In this blog Rowena talks to fellow contributors to the War Girls anthology including Melvin Burgess and Anne Fine about the impact of first world war poetry and fiction and why finding out about the first world war remains significant for a new generation
Remembering the first world war, with its poems and poppies, is somehow part of being British. I'm not talking about the actual events: very few people can remember those now. I mean the powerful words and harrowing pictures which bring home the reality of that war.
But why bother remembering? Isn't there enough violence today without fretting over the past? Well, yes and no.
When I was a reporter with Reuters, I witnessed the end of Ethiopia's 30-year civil war, and wrote about the terrible human toll of other conflicts as well. But seeing modern warfare first-hand didn't erase the horror I'd felt when reading Wilfred Owen's first world war poems at school. His haunting images of life and death in the trenches will stay with me forever.

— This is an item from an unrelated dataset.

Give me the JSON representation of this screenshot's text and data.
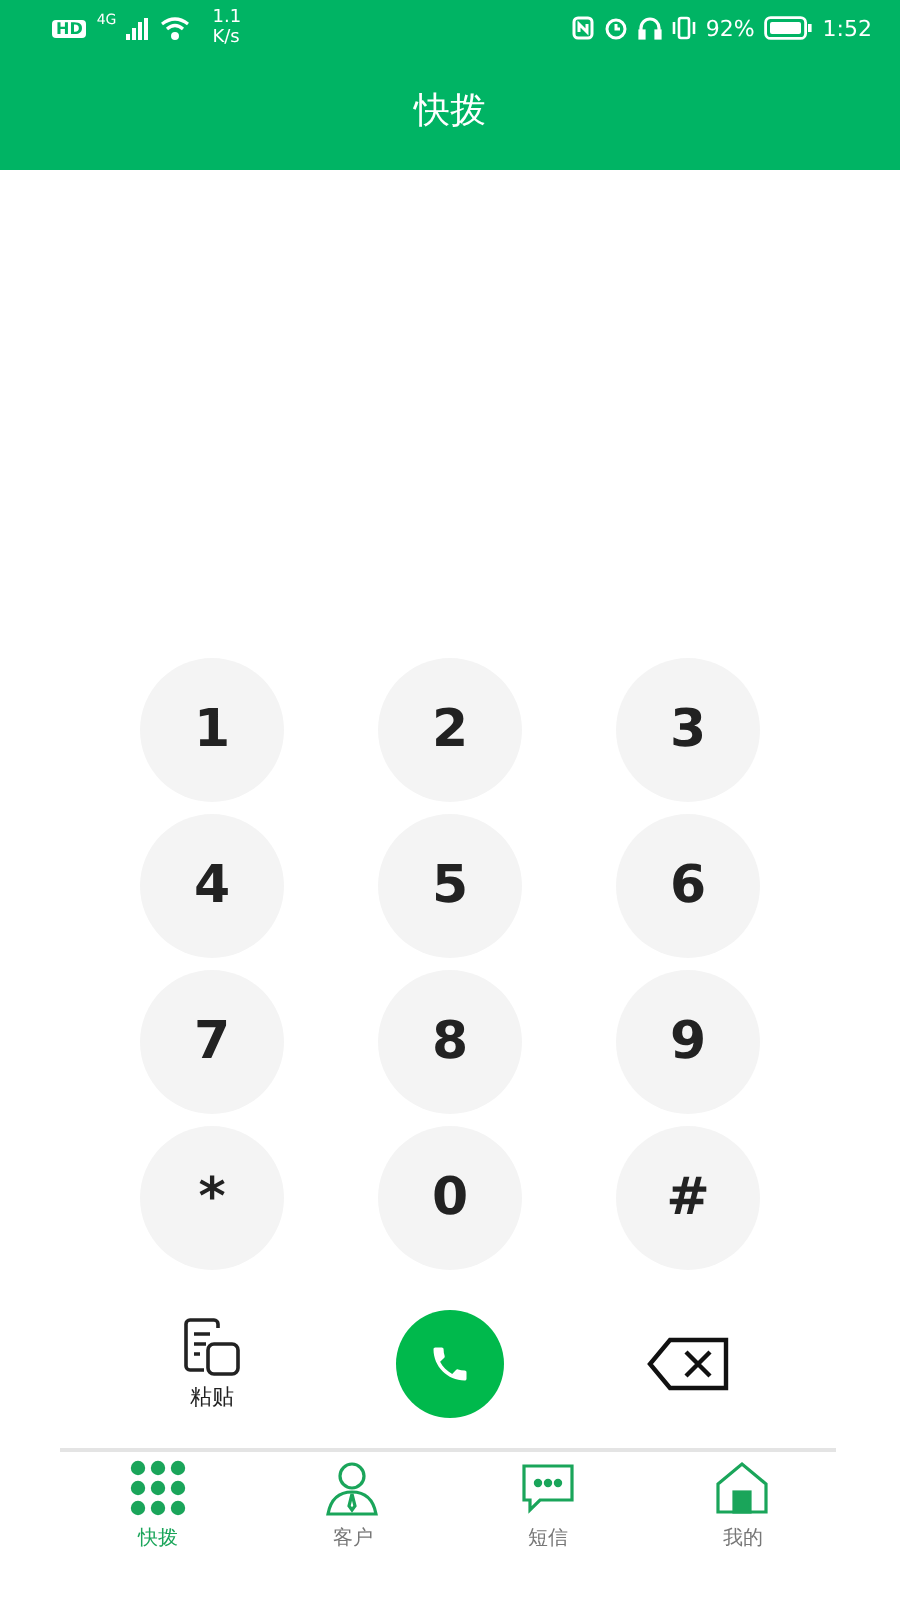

Berlie Doherty told me about a similar experience when she was a girl. "It wasn't until I was a teenager, loving poetry, that I read the likes of Wilfred Owen and began to comprehend the utter horror, waste and devastation of those years. In Owen's time men and boys wanted to fight: it was a glorious thing to be fighting to save our country from the enemy. Nothing of that came over to me the sentiment of 'Pro Patria Mori' ['To die for one's country' - a phrase in one of his most famous poems] seemed a horrifying con trick. Owen's poetry took me into the very heart of the crime that was war."Continue reading...